Top of Data to use

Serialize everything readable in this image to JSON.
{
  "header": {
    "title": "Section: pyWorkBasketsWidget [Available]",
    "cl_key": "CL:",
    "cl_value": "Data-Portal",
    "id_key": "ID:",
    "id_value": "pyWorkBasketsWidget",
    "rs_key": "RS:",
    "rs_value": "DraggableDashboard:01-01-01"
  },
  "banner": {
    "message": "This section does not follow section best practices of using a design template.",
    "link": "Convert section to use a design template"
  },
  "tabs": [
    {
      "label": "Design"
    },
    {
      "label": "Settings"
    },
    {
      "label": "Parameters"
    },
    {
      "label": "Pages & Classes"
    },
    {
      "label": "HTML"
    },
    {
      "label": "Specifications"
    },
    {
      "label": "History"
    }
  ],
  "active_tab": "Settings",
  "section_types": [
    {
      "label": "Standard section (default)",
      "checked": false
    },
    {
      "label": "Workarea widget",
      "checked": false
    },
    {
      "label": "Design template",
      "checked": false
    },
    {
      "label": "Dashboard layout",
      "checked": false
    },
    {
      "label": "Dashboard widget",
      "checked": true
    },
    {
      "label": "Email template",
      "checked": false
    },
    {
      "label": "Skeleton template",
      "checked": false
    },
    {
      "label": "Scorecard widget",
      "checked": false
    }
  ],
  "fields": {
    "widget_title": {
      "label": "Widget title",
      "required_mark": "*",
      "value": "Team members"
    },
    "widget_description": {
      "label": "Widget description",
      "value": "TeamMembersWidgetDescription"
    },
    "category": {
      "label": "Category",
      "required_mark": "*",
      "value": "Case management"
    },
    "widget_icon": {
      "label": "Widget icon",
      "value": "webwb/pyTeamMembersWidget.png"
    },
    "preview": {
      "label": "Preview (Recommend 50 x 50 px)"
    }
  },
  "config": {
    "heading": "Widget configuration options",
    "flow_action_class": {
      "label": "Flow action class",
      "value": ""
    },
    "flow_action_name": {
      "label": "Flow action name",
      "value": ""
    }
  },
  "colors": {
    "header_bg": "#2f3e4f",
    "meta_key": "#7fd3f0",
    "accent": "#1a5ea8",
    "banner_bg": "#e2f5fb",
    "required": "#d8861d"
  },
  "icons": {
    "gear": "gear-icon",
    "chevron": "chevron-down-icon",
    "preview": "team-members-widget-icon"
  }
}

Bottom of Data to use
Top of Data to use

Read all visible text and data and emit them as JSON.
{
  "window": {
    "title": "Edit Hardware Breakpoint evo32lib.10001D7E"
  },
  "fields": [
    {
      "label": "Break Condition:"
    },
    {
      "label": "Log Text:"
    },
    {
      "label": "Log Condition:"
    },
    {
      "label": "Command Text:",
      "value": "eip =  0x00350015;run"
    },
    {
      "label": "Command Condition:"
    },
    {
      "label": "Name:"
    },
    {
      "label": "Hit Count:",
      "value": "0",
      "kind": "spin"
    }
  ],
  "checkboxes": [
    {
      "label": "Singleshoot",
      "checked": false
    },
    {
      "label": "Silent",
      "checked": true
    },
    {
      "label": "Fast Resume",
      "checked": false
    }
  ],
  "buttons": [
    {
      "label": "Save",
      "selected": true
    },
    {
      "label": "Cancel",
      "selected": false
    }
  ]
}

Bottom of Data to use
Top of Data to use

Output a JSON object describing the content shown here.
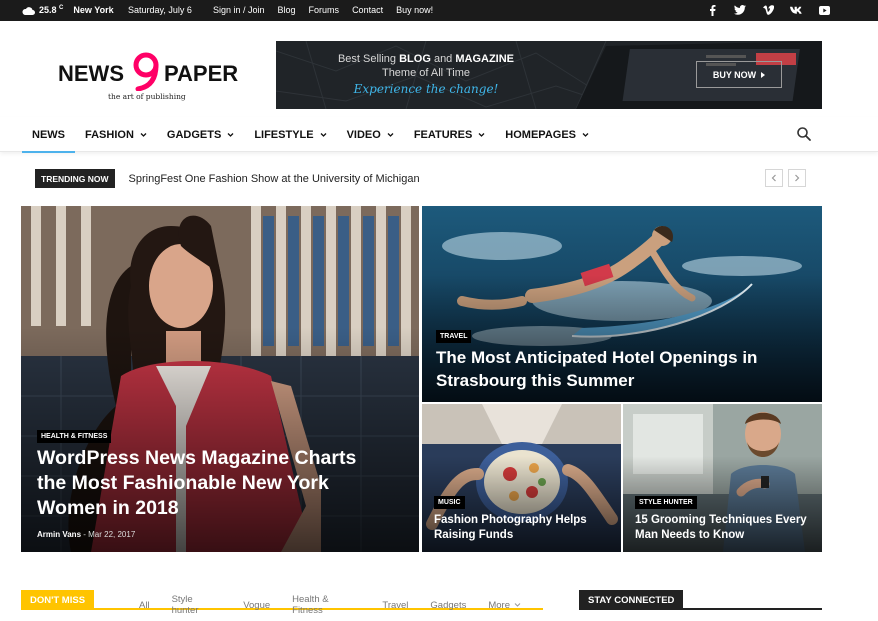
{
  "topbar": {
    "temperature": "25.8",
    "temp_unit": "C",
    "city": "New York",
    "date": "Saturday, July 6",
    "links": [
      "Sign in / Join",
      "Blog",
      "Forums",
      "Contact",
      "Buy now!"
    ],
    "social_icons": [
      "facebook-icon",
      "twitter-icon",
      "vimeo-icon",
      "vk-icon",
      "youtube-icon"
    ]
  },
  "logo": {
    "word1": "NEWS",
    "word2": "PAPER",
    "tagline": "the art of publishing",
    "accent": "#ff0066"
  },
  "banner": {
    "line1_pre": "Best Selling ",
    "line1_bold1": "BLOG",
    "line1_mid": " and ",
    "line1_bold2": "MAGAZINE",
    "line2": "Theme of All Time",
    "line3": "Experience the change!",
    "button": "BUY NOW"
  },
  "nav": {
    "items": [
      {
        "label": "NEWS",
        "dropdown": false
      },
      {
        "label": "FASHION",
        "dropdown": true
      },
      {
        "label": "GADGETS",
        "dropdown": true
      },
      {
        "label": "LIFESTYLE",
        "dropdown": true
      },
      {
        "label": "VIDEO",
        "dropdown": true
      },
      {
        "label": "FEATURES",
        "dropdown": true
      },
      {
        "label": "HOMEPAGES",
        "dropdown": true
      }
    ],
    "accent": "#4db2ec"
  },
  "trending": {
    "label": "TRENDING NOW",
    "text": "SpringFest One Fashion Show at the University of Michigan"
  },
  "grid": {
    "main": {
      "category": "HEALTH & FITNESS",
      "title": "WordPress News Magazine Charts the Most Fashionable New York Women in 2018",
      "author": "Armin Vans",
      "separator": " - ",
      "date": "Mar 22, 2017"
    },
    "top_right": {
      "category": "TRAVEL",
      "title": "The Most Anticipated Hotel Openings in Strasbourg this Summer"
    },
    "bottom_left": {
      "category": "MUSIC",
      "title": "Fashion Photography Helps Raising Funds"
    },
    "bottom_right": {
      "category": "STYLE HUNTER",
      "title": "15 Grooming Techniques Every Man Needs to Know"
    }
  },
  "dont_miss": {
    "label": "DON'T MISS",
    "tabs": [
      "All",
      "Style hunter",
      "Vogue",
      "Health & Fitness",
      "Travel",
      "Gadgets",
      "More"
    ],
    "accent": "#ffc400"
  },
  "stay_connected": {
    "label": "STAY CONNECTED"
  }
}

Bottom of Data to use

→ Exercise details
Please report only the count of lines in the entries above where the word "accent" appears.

→ Solution
4